Please output the entries below without altering a single character.

=== SUPPLIED MATERIAL ===

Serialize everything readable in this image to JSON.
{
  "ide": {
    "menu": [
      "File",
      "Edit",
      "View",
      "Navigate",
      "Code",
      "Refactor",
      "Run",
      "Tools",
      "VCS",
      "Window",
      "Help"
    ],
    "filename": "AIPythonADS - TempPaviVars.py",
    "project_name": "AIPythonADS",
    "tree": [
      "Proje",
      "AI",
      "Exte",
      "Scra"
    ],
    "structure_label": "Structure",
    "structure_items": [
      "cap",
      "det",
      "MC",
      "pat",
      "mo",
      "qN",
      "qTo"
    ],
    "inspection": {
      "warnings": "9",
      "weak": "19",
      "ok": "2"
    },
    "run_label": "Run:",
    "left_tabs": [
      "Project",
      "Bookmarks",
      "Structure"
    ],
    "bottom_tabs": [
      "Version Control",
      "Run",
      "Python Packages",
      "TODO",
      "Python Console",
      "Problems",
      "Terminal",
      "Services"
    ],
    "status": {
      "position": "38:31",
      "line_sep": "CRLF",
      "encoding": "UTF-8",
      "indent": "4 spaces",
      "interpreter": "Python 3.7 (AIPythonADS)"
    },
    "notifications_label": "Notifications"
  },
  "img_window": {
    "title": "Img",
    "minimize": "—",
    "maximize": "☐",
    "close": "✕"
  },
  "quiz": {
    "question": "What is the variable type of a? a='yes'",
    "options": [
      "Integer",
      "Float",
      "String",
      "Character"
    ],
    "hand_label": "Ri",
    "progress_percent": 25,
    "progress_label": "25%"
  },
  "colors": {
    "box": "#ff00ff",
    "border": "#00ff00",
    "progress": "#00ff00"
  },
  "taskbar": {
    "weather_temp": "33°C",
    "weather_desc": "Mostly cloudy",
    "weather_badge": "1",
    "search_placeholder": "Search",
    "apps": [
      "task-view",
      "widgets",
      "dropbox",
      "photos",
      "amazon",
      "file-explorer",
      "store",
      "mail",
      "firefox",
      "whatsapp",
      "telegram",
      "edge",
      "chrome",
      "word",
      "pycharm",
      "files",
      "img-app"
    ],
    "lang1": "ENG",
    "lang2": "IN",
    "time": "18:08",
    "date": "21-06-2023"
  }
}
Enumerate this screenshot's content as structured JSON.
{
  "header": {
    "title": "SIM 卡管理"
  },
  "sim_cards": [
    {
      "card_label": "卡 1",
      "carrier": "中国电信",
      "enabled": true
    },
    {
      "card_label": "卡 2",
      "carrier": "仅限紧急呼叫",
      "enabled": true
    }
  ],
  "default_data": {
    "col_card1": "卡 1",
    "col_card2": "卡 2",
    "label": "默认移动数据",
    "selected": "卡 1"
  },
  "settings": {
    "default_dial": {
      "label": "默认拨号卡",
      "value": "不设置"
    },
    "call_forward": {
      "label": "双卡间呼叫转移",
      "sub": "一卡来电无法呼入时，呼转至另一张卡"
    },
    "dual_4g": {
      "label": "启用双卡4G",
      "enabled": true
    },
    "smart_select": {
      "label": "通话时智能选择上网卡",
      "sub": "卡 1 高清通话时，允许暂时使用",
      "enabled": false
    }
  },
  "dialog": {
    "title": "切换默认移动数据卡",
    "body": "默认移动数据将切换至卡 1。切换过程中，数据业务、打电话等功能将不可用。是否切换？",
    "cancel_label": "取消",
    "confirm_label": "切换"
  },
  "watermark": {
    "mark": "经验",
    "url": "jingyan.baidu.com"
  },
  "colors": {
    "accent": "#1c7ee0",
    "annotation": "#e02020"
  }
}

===

RESULT →
Serialize everything readable in this image to JSON.
{
  "ide": {
    "menu": [
      "File",
      "Edit",
      "View",
      "Navigate",
      "Code",
      "Refactor",
      "Run",
      "Tools",
      "VCS",
      "Window",
      "Help"
    ],
    "filename": "AIPythonADS - TempPaviVars.py",
    "project_name": "AIPythonADS",
    "tree": [
      "Proje",
      "AI",
      "Exte",
      "Scra"
    ],
    "structure_label": "Structure",
    "structure_items": [
      "cap",
      "det",
      "MC",
      "pat",
      "mo",
      "qN",
      "qTo"
    ],
    "inspection": {
      "warnings": "9",
      "weak": "19",
      "ok": "2"
    },
    "run_label": "Run:",
    "left_tabs": [
      "Project",
      "Bookmarks",
      "Structure"
    ],
    "bottom_tabs": [
      "Version Control",
      "Run",
      "Python Packages",
      "TODO",
      "Python Console",
      "Problems",
      "Terminal",
      "Services"
    ],
    "status": {
      "position": "38:31",
      "line_sep": "CRLF",
      "encoding": "UTF-8",
      "indent": "4 spaces",
      "interpreter": "Python 3.7 (AIPythonADS)"
    },
    "notifications_label": "Notifications"
  },
  "img_window": {
    "title": "Img",
    "minimize": "—",
    "maximize": "☐",
    "close": "✕"
  },
  "quiz": {
    "question": "What is the variable type of a? a='yes'",
    "options": [
      "Integer",
      "Float",
      "String",
      "Character"
    ],
    "hand_label": "Ri",
    "progress_percent": 25,
    "progress_label": "25%"
  },
  "colors": {
    "box": "#ff00ff",
    "border": "#00ff00",
    "progress": "#00ff00"
  },
  "taskbar": {
    "weather_temp": "33°C",
    "weather_desc": "Mostly cloudy",
    "weather_badge": "1",
    "search_placeholder": "Search",
    "apps": [
      "task-view",
      "widgets",
      "dropbox",
      "photos",
      "amazon",
      "file-explorer",
      "store",
      "mail",
      "firefox",
      "whatsapp",
      "telegram",
      "edge",
      "chrome",
      "word",
      "pycharm",
      "files",
      "img-app"
    ],
    "lang1": "ENG",
    "lang2": "IN",
    "time": "18:08",
    "date": "21-06-2023"
  }
}
Enumerate this screenshot's content as structured JSON.
{
  "header": {
    "title": "SIM 卡管理"
  },
  "sim_cards": [
    {
      "card_label": "卡 1",
      "carrier": "中国电信",
      "enabled": true
    },
    {
      "card_label": "卡 2",
      "carrier": "仅限紧急呼叫",
      "enabled": true
    }
  ],
  "default_data": {
    "col_card1": "卡 1",
    "col_card2": "卡 2",
    "label": "默认移动数据",
    "selected": "卡 1"
  },
  "settings": {
    "default_dial": {
      "label": "默认拨号卡",
      "value": "不设置"
    },
    "call_forward": {
      "label": "双卡间呼叫转移",
      "sub": "一卡来电无法呼入时，呼转至另一张卡"
    },
    "dual_4g": {
      "label": "启用双卡4G",
      "enabled": true
    },
    "smart_select": {
      "label": "通话时智能选择上网卡",
      "sub": "卡 1 高清通话时，允许暂时使用",
      "enabled": false
    }
  },
  "dialog": {
    "title": "切换默认移动数据卡",
    "body": "默认移动数据将切换至卡 1。切换过程中，数据业务、打电话等功能将不可用。是否切换？",
    "cancel_label": "取消",
    "confirm_label": "切换"
  },
  "watermark": {
    "mark": "经验",
    "url": "jingyan.baidu.com"
  },
  "colors": {
    "accent": "#1c7ee0",
    "annotation": "#e02020"
  }
}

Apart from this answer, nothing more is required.